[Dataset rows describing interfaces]
☆ ☆ ☆ ☆ ☆ ☆ ☆

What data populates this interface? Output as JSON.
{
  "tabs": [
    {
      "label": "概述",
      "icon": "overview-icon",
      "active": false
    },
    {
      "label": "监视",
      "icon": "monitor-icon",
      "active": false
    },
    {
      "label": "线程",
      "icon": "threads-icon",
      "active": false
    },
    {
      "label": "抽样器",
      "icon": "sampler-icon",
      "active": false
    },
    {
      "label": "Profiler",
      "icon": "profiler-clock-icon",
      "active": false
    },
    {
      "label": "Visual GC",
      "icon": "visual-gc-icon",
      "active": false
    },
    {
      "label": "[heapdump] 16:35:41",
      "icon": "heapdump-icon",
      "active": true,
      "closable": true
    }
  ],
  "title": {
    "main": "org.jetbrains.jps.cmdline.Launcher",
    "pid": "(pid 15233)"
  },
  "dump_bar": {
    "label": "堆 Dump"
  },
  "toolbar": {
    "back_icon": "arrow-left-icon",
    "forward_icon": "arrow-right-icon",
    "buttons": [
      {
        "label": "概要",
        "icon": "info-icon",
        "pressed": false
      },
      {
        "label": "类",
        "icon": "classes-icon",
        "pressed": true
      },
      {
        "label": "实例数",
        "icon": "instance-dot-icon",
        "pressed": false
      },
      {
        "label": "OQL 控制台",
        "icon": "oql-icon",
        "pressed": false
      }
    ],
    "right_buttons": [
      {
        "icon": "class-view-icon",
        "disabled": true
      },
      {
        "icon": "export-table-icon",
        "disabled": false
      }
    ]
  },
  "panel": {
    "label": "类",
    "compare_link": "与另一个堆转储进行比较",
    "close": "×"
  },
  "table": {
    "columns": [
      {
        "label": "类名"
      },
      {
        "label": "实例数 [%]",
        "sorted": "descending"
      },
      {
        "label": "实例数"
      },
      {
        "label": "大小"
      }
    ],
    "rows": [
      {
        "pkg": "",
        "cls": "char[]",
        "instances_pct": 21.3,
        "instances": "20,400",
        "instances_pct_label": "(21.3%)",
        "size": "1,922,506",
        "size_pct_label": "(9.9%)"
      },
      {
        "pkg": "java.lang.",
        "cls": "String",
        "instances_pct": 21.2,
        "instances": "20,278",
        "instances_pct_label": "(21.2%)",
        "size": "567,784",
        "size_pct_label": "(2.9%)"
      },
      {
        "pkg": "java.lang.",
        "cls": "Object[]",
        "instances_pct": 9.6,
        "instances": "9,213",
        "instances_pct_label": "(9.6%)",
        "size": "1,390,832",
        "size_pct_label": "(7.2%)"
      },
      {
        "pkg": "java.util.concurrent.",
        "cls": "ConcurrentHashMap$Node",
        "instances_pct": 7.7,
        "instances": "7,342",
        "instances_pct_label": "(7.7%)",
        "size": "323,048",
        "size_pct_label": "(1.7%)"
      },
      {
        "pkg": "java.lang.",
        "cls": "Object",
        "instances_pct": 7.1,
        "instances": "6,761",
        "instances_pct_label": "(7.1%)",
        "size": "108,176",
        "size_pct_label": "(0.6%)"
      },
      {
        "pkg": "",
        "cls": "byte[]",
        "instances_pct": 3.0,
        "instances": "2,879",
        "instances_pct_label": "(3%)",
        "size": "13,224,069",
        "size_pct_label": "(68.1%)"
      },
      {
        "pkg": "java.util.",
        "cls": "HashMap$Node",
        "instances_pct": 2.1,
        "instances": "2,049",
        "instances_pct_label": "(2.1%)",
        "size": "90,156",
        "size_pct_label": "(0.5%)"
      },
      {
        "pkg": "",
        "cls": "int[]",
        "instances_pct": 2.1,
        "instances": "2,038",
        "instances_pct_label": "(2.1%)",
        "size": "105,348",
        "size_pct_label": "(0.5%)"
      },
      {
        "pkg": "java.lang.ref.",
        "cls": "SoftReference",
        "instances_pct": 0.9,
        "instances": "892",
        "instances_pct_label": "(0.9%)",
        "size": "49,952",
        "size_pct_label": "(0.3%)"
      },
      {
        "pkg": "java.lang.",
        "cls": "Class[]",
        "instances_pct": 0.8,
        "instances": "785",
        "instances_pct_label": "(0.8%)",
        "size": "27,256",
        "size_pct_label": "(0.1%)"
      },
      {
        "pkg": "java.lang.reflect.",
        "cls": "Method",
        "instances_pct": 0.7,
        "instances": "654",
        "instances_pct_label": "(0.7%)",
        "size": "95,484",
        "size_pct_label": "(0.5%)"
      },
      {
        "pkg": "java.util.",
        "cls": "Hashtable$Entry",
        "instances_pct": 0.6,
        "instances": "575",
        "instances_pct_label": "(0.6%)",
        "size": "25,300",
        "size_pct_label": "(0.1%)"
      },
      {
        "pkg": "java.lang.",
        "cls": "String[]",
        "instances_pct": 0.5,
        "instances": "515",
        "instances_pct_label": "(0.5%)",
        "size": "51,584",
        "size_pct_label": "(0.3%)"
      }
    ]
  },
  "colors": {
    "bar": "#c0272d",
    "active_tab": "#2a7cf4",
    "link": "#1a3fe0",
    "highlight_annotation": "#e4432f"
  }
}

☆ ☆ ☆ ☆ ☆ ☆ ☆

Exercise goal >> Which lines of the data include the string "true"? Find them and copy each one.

Worked solution >>
      "active": true,
      "closable": true
        "pressed": true
        "disabled": true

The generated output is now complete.